Among the entries below, find the lines with the word "type" and return them.

▸ Provided material
[Start of Attachment]
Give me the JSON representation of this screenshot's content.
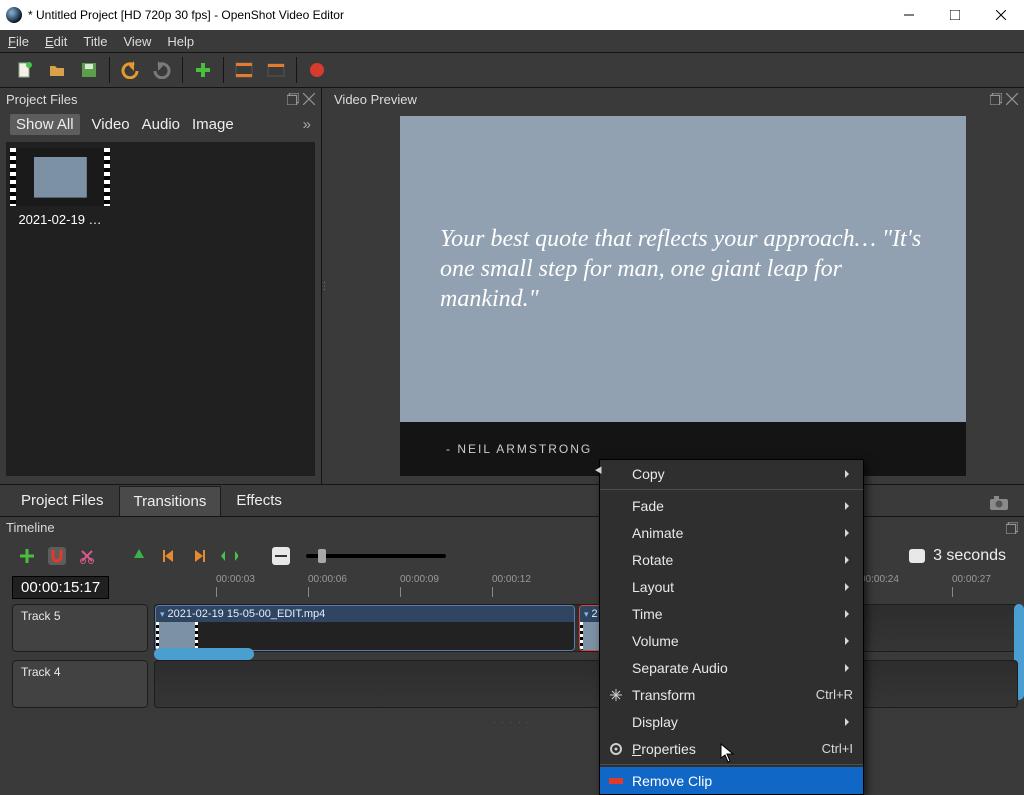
{
  "titlebar": {
    "title": "* Untitled Project [HD 720p 30 fps] - OpenShot Video Editor"
  },
  "menu": {
    "file": "File",
    "edit": "Edit",
    "title": "Title",
    "view": "View",
    "help": "Help"
  },
  "panels": {
    "project_files": "Project Files",
    "video_preview": "Video Preview",
    "timeline": "Timeline"
  },
  "filters": {
    "all": "Show All",
    "video": "Video",
    "audio": "Audio",
    "image": "Image"
  },
  "project_items": [
    {
      "name": "2021-02-19 …"
    }
  ],
  "preview": {
    "quote": "Your best quote that reflects your approach… \"It's one small step for man, one giant leap for mankind.\"",
    "attribution": "- NEIL ARMSTRONG"
  },
  "tabs": {
    "project_files": "Project Files",
    "transitions": "Transitions",
    "effects": "Effects"
  },
  "timeline": {
    "playhead": "00:00:15:17",
    "ruler": [
      "00:00:03",
      "00:00:06",
      "00:00:09",
      "00:00:12",
      "00:00:24",
      "00:00:27"
    ],
    "zoom_label": "3 seconds",
    "tracks": [
      "Track 5",
      "Track 4"
    ],
    "clip_name": "2021-02-19 15-05-00_EDIT.mp4"
  },
  "context": {
    "copy": "Copy",
    "fade": "Fade",
    "animate": "Animate",
    "rotate": "Rotate",
    "layout": "Layout",
    "time": "Time",
    "volume": "Volume",
    "sep_audio": "Separate Audio",
    "transform": "Transform",
    "display": "Display",
    "properties": "Properties",
    "remove": "Remove Clip",
    "sc_transform": "Ctrl+R",
    "sc_properties": "Ctrl+I"
  }
}
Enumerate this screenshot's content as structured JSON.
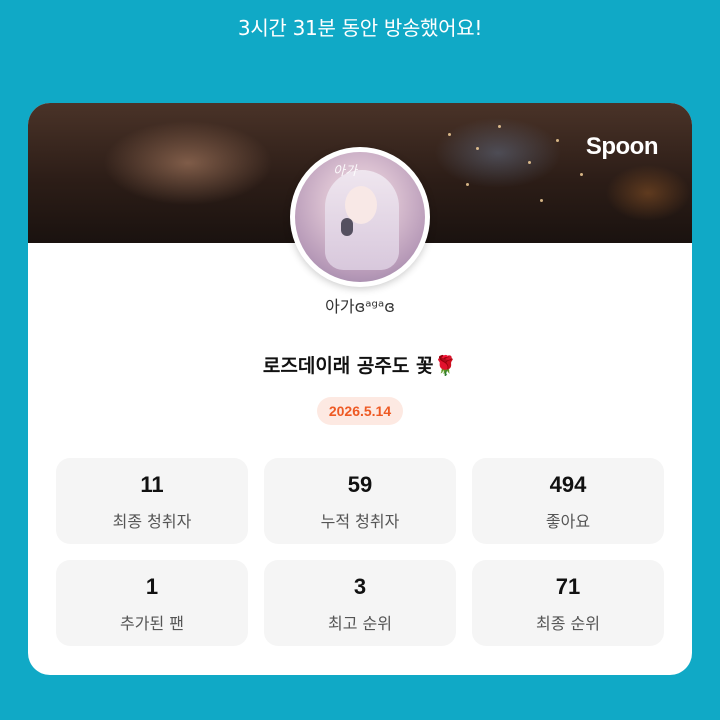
{
  "header": {
    "broadcast_summary": "3시간 31분 동안 방송했어요!"
  },
  "card": {
    "brand": "Spoon",
    "avatar_text": "아가",
    "nickname": "아가ɞᵃᵍᵃɞ",
    "cast_title": "로즈데이래 공주도 꽃🌹",
    "date": "2026.5.14",
    "accent_color": "#ee5a24",
    "background_color": "#10a9c6"
  },
  "stats": [
    {
      "value": "11",
      "label": "최종 청취자"
    },
    {
      "value": "59",
      "label": "누적 청취자"
    },
    {
      "value": "494",
      "label": "좋아요"
    },
    {
      "value": "1",
      "label": "추가된 팬"
    },
    {
      "value": "3",
      "label": "최고 순위"
    },
    {
      "value": "71",
      "label": "최종 순위"
    }
  ]
}
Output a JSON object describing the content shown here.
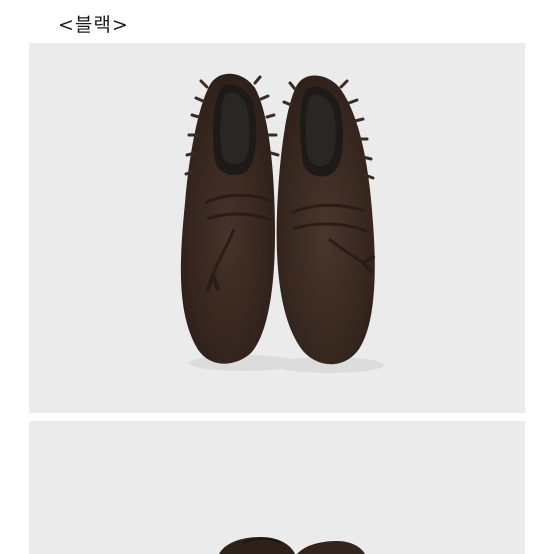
{
  "product": {
    "color_option_label": "<블랙>"
  },
  "images": [
    {
      "name": "shoes-top-view",
      "description_colors": {
        "background": "#ebebeb",
        "suede": "#3a2a22"
      }
    },
    {
      "name": "shoes-side-view"
    }
  ],
  "colors": {
    "page_background": "#ffffff",
    "photo_background": "#ebebeb",
    "suede_brown": "#3a2a22",
    "scrollbar": "#7a7a7a"
  }
}
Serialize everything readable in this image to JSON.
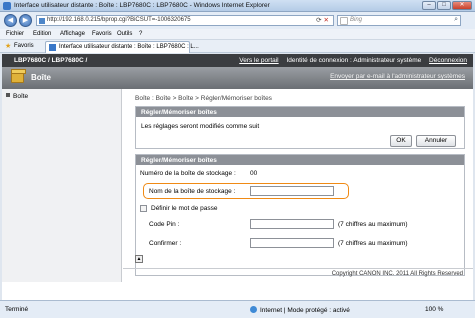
{
  "window": {
    "title": "Interface utilisateur distante : Boîte : LBP7680C : LBP7680C - Windows Internet Explorer",
    "controls": [
      "–",
      "□",
      "✕"
    ]
  },
  "address_bar": {
    "url": "http://192.168.0.215/bprop.cgi?BiCSUT=-1006320675",
    "search_placeholder": "Bing"
  },
  "menu": [
    "Fichier",
    "Edition",
    "Affichage",
    "Favoris",
    "Outils",
    "?"
  ],
  "favorites": {
    "label": "Favoris",
    "tab_title": "Interface utilisateur distante : Boîte : LBP7680C : L..."
  },
  "printer_bar": {
    "model": "LBP7680C / LBP7680C /",
    "portal_link": "Vers le portail",
    "login_info": "Identité de connexion : Administrateur système",
    "logout": "Déconnexion"
  },
  "header": {
    "title": "Boîte",
    "email_link": "Envoyer par e-mail à l'administrateur systèmes"
  },
  "sidebar": {
    "items": [
      {
        "label": "Boîte"
      }
    ]
  },
  "breadcrumb": "Boîte : Boîte > Boîte > Régler/Mémoriser boîtes",
  "confirm_panel": {
    "title": "Régler/Mémoriser boîtes",
    "message": "Les réglages seront modifiés comme suit",
    "ok_label": "OK",
    "cancel_label": "Annuler"
  },
  "form_panel": {
    "title": "Régler/Mémoriser boîtes",
    "box_number_label": "Numéro de la boîte de stockage :",
    "box_number_value": "00",
    "box_name_label": "Nom de la boîte de stockage :",
    "box_name_value": "",
    "set_password_label": "Définir le mot de passe",
    "set_password_checked": false,
    "pin_label": "Code Pin :",
    "pin_hint": "(7 chiffres au maximum)",
    "confirm_label": "Confirmer :",
    "confirm_hint": "(7 chiffres au maximum)"
  },
  "top_button": "▲",
  "footer": {
    "copyright": "Copyright CANON INC. 2011 All Rights Reserved"
  },
  "status_bar": {
    "status": "Terminé",
    "zone": "Internet | Mode protégé : activé",
    "zoom": "100 %"
  },
  "colors": {
    "printer_bar": "#3b3d40",
    "highlight": "#f08a14"
  }
}
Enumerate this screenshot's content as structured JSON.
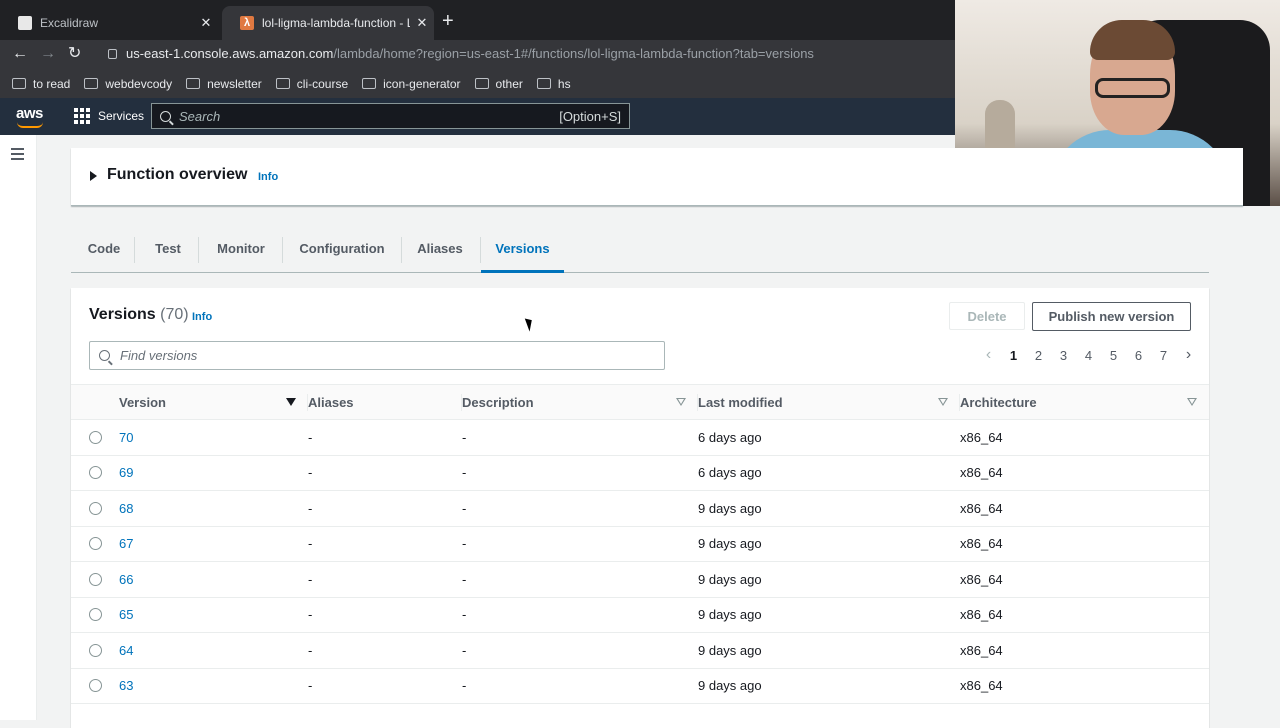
{
  "browser": {
    "tabs": [
      {
        "title": "Excalidraw",
        "close": "✕"
      },
      {
        "title": "lol-ligma-lambda-function - La",
        "close": "✕"
      }
    ],
    "new_tab": "+",
    "url_host": "us-east-1.console.aws.amazon.com",
    "url_path": "/lambda/home?region=us-east-1#/functions/lol-ligma-lambda-function?tab=versions",
    "bookmarks": [
      "to read",
      "webdevcody",
      "newsletter",
      "cli-course",
      "icon-generator",
      "other",
      "hs"
    ]
  },
  "aws": {
    "logo": "aws",
    "services": "Services",
    "search_placeholder": "Search",
    "search_shortcut": "[Option+S]"
  },
  "overview": {
    "title": "Function overview",
    "info": "Info"
  },
  "function_tabs": [
    "Code",
    "Test",
    "Monitor",
    "Configuration",
    "Aliases",
    "Versions"
  ],
  "active_tab": "Versions",
  "versions": {
    "title": "Versions",
    "count": "(70)",
    "info": "Info",
    "delete_label": "Delete",
    "publish_label": "Publish new version",
    "find_placeholder": "Find versions",
    "pages": [
      "1",
      "2",
      "3",
      "4",
      "5",
      "6",
      "7"
    ],
    "current_page": "1",
    "columns": [
      "Version",
      "Aliases",
      "Description",
      "Last modified",
      "Architecture"
    ],
    "rows": [
      {
        "version": "70",
        "aliases": "-",
        "description": "-",
        "modified": "6 days ago",
        "arch": "x86_64"
      },
      {
        "version": "69",
        "aliases": "-",
        "description": "-",
        "modified": "6 days ago",
        "arch": "x86_64"
      },
      {
        "version": "68",
        "aliases": "-",
        "description": "-",
        "modified": "9 days ago",
        "arch": "x86_64"
      },
      {
        "version": "67",
        "aliases": "-",
        "description": "-",
        "modified": "9 days ago",
        "arch": "x86_64"
      },
      {
        "version": "66",
        "aliases": "-",
        "description": "-",
        "modified": "9 days ago",
        "arch": "x86_64"
      },
      {
        "version": "65",
        "aliases": "-",
        "description": "-",
        "modified": "9 days ago",
        "arch": "x86_64"
      },
      {
        "version": "64",
        "aliases": "-",
        "description": "-",
        "modified": "9 days ago",
        "arch": "x86_64"
      },
      {
        "version": "63",
        "aliases": "-",
        "description": "-",
        "modified": "9 days ago",
        "arch": "x86_64"
      }
    ]
  },
  "colors": {
    "link": "#0073bb",
    "aws_nav": "#232f3e",
    "aws_accent": "#ff9900"
  }
}
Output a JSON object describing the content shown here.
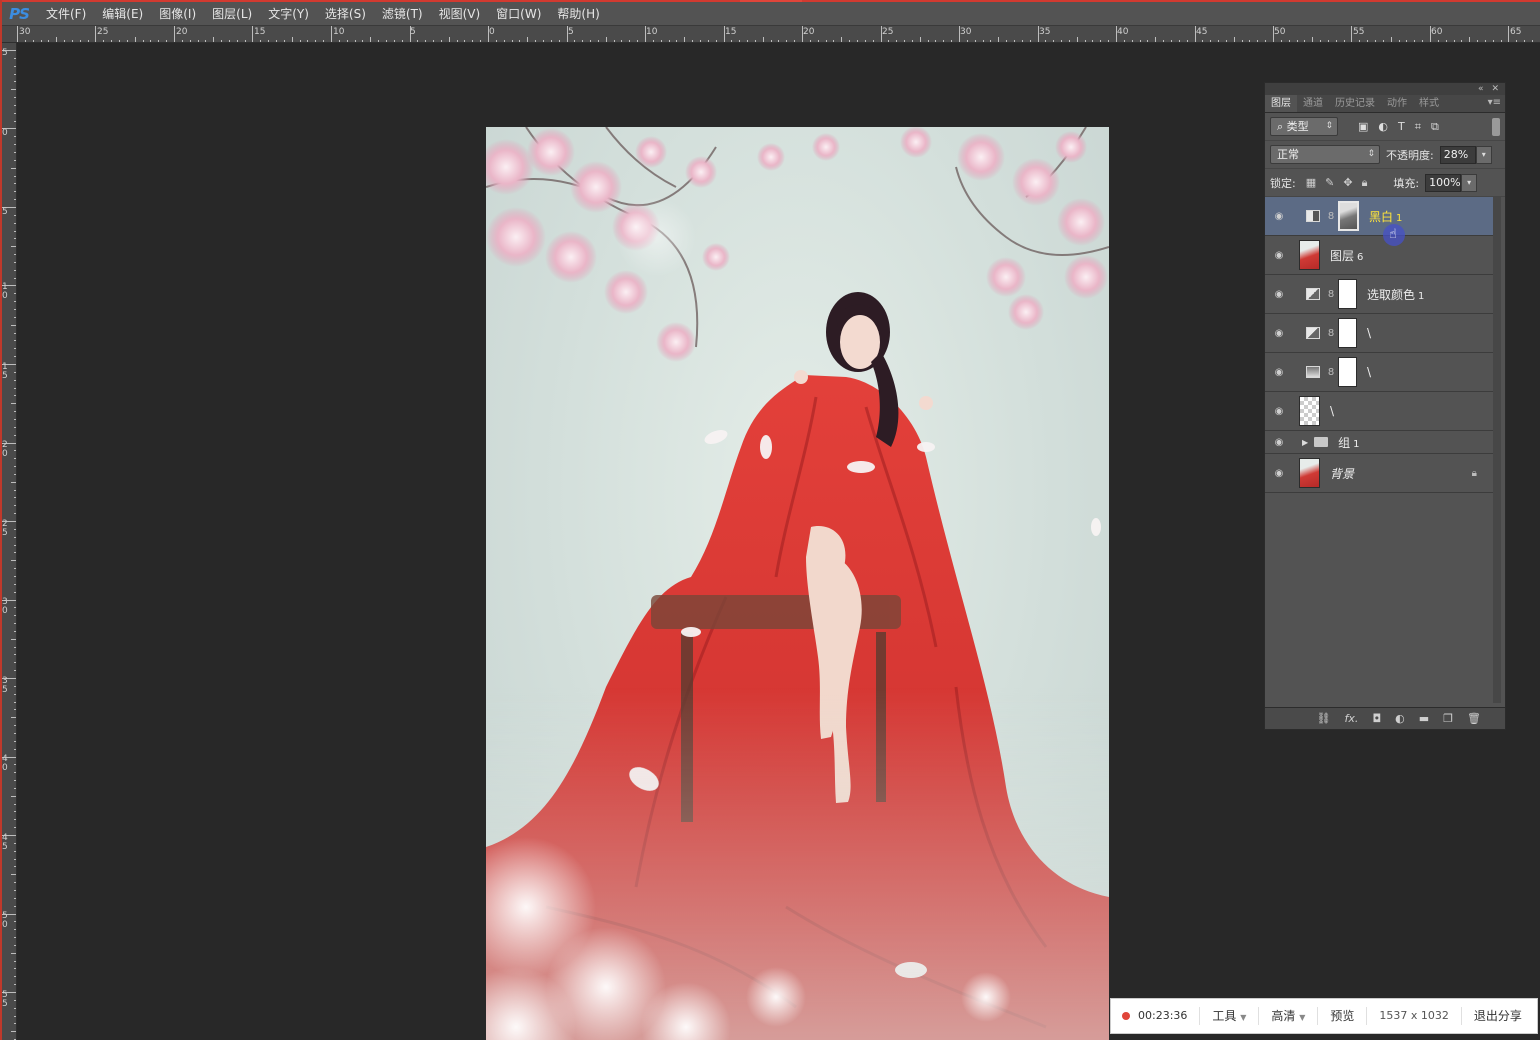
{
  "menubar": {
    "logo": "PS",
    "items": [
      "文件(F)",
      "编辑(E)",
      "图像(I)",
      "图层(L)",
      "文字(Y)",
      "选择(S)",
      "滤镜(T)",
      "视图(V)",
      "窗口(W)",
      "帮助(H)"
    ]
  },
  "ruler_h": [
    "30",
    "25",
    "20",
    "15",
    "10",
    "5",
    "0",
    "5",
    "10",
    "15",
    "20",
    "25",
    "30",
    "35",
    "40",
    "45",
    "50",
    "55",
    "60",
    "65"
  ],
  "ruler_v": [
    "5",
    "0",
    "5",
    "1 0",
    "1 5",
    "2 0",
    "2 5",
    "3 0",
    "3 5",
    "4 0",
    "4 5",
    "5 0",
    "5 5"
  ],
  "layers_panel": {
    "tabs": [
      "图层",
      "通道",
      "历史记录",
      "动作",
      "样式"
    ],
    "filter_kind": "类型",
    "blend_mode": "正常",
    "opacity_label": "不透明度:",
    "opacity_value": "28%",
    "lock_label": "锁定:",
    "fill_label": "填充:",
    "fill_value": "100%",
    "layers": [
      {
        "name": "黑白",
        "num": "1",
        "type": "bw-adjust",
        "selected": true
      },
      {
        "name": "图层",
        "num": "6",
        "type": "image"
      },
      {
        "name": "选取颜色",
        "num": "1",
        "type": "selective-color"
      },
      {
        "name": "\\",
        "num": "",
        "type": "selective-color"
      },
      {
        "name": "\\",
        "num": "",
        "type": "curves"
      },
      {
        "name": "\\",
        "num": "",
        "type": "transparent"
      },
      {
        "name": "组",
        "num": "1",
        "type": "group"
      },
      {
        "name": "背景",
        "num": "",
        "type": "background"
      }
    ],
    "bottom_icons": [
      "link-icon",
      "fx-icon",
      "mask-icon",
      "adjustment-icon",
      "folder-icon",
      "new-layer-icon",
      "trash-icon"
    ]
  },
  "recording_bar": {
    "time": "00:23:36",
    "tools": "工具",
    "quality": "高清",
    "preview": "预览",
    "resolution": "1537 x 1032",
    "exit": "退出分享"
  }
}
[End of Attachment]
▸ Output below
        "type": "bw-adjust",
        "type": "image"
        "type": "selective-color"
        "type": "selective-color"
        "type": "curves"
        "type": "transparent"
        "type": "group"
        "type": "background"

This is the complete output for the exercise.